An 81-year-old woman died after setting herself on fire in her bedroom as a demolition team led by local officials were trying to knock down her home, Chinese media reported Wednesday.
It is one of several recent self-immolation cases related to property seizures in China. Some of the most passionate protests in the authoritarian country have been against local officials who have taken people's houses, often with little or no compensation, to make way for development.
Financial magazine Caijing said Wang Liushi died after self-immolating on Nov. 3 in her family's house in central Henan province.
It said the Erqi district party committee propaganda department said her home had been illegally constructed and issued a demolition order. Caijing quoted an unnamed lawyer for the family as saying the house was built more than 10 years ago and the government only said recently it was illegal.
The Southern Metropolis newspaper quoted Wang's son, Wang Haorong, as saying officials from Zhengzhou city council and the Erqi Law Enforcement Bureau and a demolition team of about 300 came to the family's house.
The paper said Wang's son and daughter-in-law climbed onto the roof and poured gasoline over themselves in a bid to stop the demolition team. The daughter-in-law said she heard a loud noise and saw heavy smoke coming out of Wang's room.
An official at the propaganda department of the Communist Party's branch in Zhengzhou confirmed one death but said it was a "fire accident."
The official, who would give only his surname Jia as is common in China, said the family told police they were storing gasoline because they had a generator. He said 16 firefighters rushed to the scene, extinguished the fire and found Wang's body.
Caijing and Southern Metropolis said the victim's son and daughter-in-law were detained for 10 days for disturbing public order. Southern Metropolis said six family members were initially detained after Wang's death, including her granddaughter and 2-year-old great-grandson, who were released the same day.
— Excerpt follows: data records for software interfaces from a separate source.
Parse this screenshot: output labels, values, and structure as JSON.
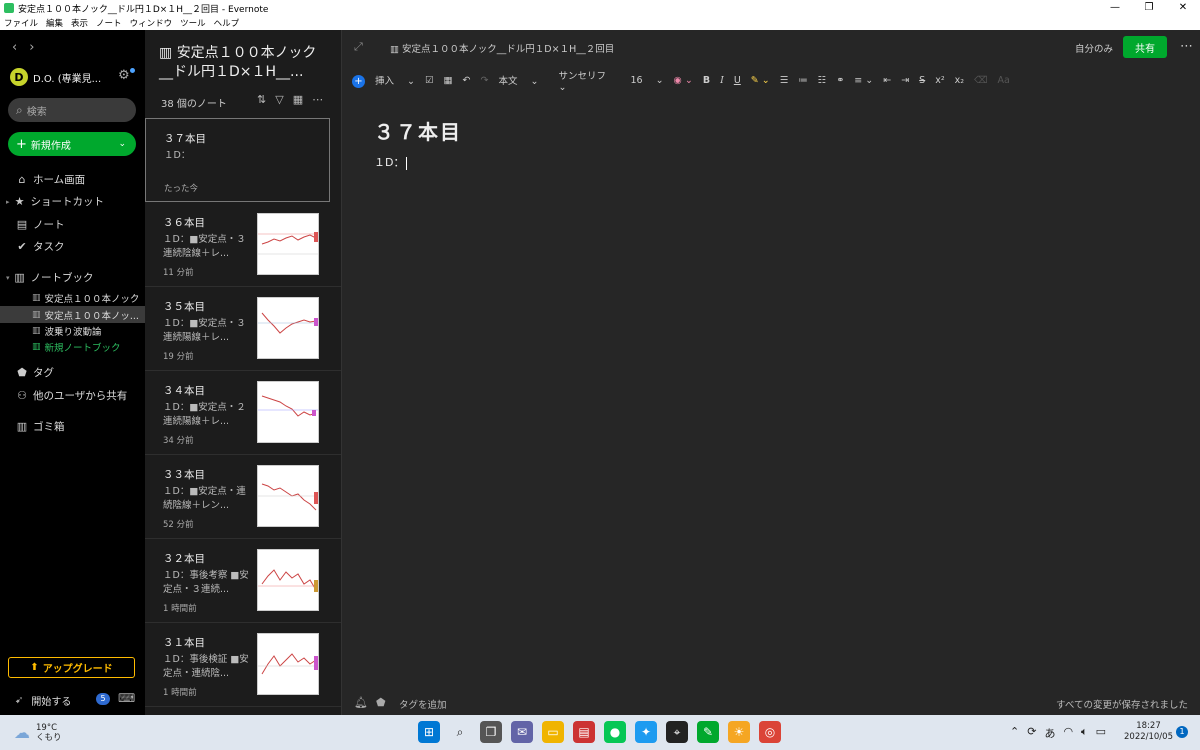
{
  "window": {
    "title": "安定点１００本ノック__ドル円１D×１H__２回目 - Evernote",
    "controls": [
      "—",
      "❐",
      "✕"
    ]
  },
  "menu": [
    "ファイル",
    "編集",
    "表示",
    "ノート",
    "ウィンドウ",
    "ツール",
    "ヘルプ"
  ],
  "sidebar": {
    "account_initial": "D",
    "account_name": "D.O. (専業見...",
    "search_placeholder": "検索",
    "new_label": "新規作成",
    "items": [
      {
        "label": "ホーム画面",
        "icon": "home-icon",
        "glyph": "⌂"
      },
      {
        "label": "ショートカット",
        "icon": "star-icon",
        "glyph": "★"
      },
      {
        "label": "ノート",
        "icon": "note-icon",
        "glyph": "▤"
      },
      {
        "label": "タスク",
        "icon": "task-icon",
        "glyph": "✔"
      },
      {
        "label": "ノートブック",
        "icon": "notebook-icon",
        "glyph": "▥"
      }
    ],
    "notebooks": [
      {
        "label": "安定点１００本ノック"
      },
      {
        "label": "安定点１００本ノッ..."
      },
      {
        "label": "波乗り波動論"
      },
      {
        "label": "新規ノートブック"
      }
    ],
    "items2": [
      {
        "label": "タグ",
        "glyph": "⬟"
      },
      {
        "label": "他のユーザから共有",
        "glyph": "👥"
      },
      {
        "label": "ゴミ箱",
        "glyph": "🗑"
      }
    ],
    "upgrade_label": "アップグレード",
    "get_started_label": "開始する",
    "get_started_badge": "5"
  },
  "notelist": {
    "title": "安定点１００本ノック__ドル円１D×１H__...",
    "count": "38 個のノート",
    "notes": [
      {
        "title": "３７本目",
        "snippet": "１D：",
        "date": "たった今"
      },
      {
        "title": "３６本目",
        "snippet": "１D：■安定点・３連続陰線＋レ...",
        "date": "11 分前"
      },
      {
        "title": "３５本目",
        "snippet": "１D：■安定点・３連続陽線＋レ...",
        "date": "19 分前"
      },
      {
        "title": "３４本目",
        "snippet": "１D：■安定点・２連続陽線＋レ...",
        "date": "34 分前"
      },
      {
        "title": "３３本目",
        "snippet": "１D：■安定点・連続陰線＋レン...",
        "date": "52 分前"
      },
      {
        "title": "３２本目",
        "snippet": "１D：事後考察 ■安定点・３連続...",
        "date": "1 時間前"
      },
      {
        "title": "３１本目",
        "snippet": "１D：事後検証 ■安定点・連続陰...",
        "date": "1 時間前"
      }
    ]
  },
  "editor": {
    "breadcrumb": "安定点１００本ノック__ドル円１D×１H__２回目",
    "visibility": "自分のみ",
    "share_label": "共有",
    "toolbar": {
      "insert": "挿入",
      "style": "本文",
      "font": "サンセリフ",
      "size": "16"
    },
    "note_title": "３７本目",
    "note_body": "１D：",
    "add_tag": "タグを追加",
    "saved_status": "すべての変更が保存されました"
  },
  "taskbar": {
    "temp": "19°C",
    "weather": "くもり",
    "ime": "あ",
    "time": "18:27",
    "date": "2022/10/05",
    "notifications": "1"
  }
}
Although not related, the incident comes on the heels of 11 self-immolations in China in recent months involving monks, former monks and nuns protesting Chinese rule in Tibet.